The truth about God’s astounding love for us, and his command for us to make loving him and glorifying him our most important priority, is what God wants us to teach diligently to children (Deuteronomy 6:7). When we, and our children, establish our lives on the foundation of loving God most, he is faithful to work the hardest things and the greatest joys for our good (Romans 8:28). Is there anything greater that we might want for our children?
Our First and Greatest Lesson
Now, some will immediately ask, “Can’t we teach this and work really hard to help our children have happy, enriched lives on earth?” And the answer is, of course, yes. But how we parent depends on what we really believe, in our heart of hearts, is the goal.
If knowing and loving God is just another important idea among many that our children will learn, a fact that we believe has little relevance to whether they’re prepared to get a good job or afford a house and a family, then we will send the message that what our children learn in family devotions or Sunday school or when reading the Bible is just more information along with math and science and literature.
But if we truly believe that we were created not simply for this world but to be in eternal relationship with God, that this God is sovereign over every single thing that happens every single day (in other words, he is in control, not we), and that, ultimately, our happiness hinges on getting this relationship right, our strategies change, big time. All of the sudden, all of the other things the world tells us we have to teach our children become secondary. Of first importance, we have to see ourselves as appointed by God to teach our children about the wonders of him and his loving plan for them.
Alive to God Everywhere
If we are going to do this well, we need to be sure we know what this loving, sovereign God thinks is important, and display and teach these truths really well. This begins from birth and means we need to be in God’s word every day with our family and also be part of a good Bible-teaching church. Children need to see our joy in this!
Then, we look at the world around us as God’s world. He is responsible for and holding together everything in it (Colossians 1:17). Helping our children delight in wonder as we see him in the things and organization of the world, and showing them how the largest and smallest things, and the whole sweep of history and science and the arts all flow from him, will open the eyes of our children to delight in the glory of it all in light of the truth we learn from God.
This is a dramatically different assignment than non-believing parents can or will understand. The beauty of Christian parenting is that, as we teach our children the things of God, we grow spiritually ourselves, and fear and anxiety about our children’s future begins to dissolve. Increasingly, we are sustained and inspired by the promises that this powerful God will be with us, encourage us, help us, and is the one ultimately responsible for the result.
Higher (and Better) Bar
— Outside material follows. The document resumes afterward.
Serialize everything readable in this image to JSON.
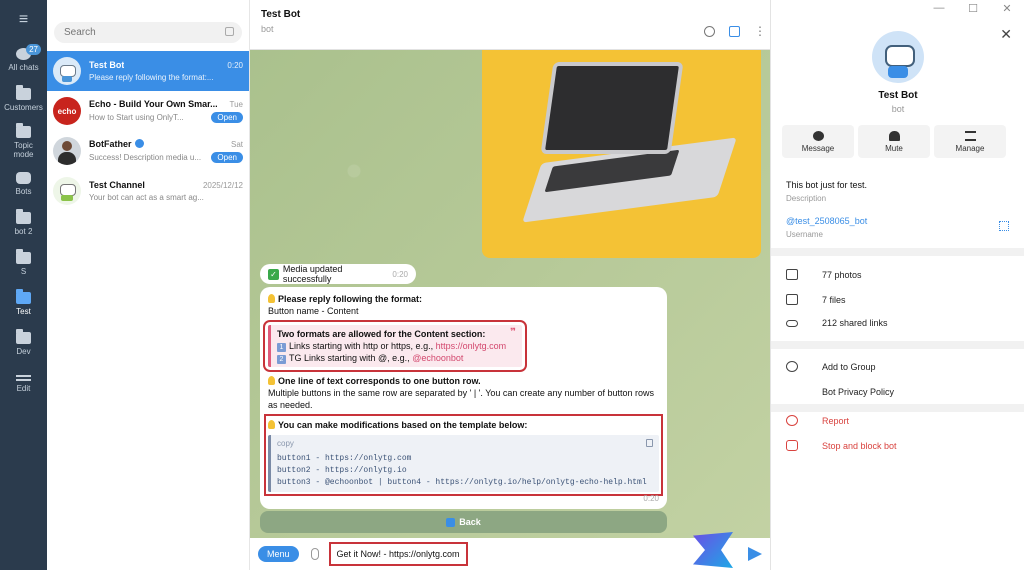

The goal of our parenting isn’t simply to help our children find fulfillment in this world. We need to help them find fulfillment for all eternity.
Our heavenly Father will direct our paths and the paths of our children in this world and throughout eternity as we love and trust him. Christian parents, remember the goal: Teach your children that true happiness and success follow from doing what they were created to do: to love the Lord most and best, to see him as the loving author of everything, and to join in a loving relationship with him as they embrace the glorious good news of Jesus Christ.
When they begin to understand and welcome this reality into their hearts, they will not only be filled with confidence and joy; they will see their lives as the means they’ve been given to love and serve God and others, especially by sharing this good news. A different goal than the world understands, to be sure, but a far more glorious one.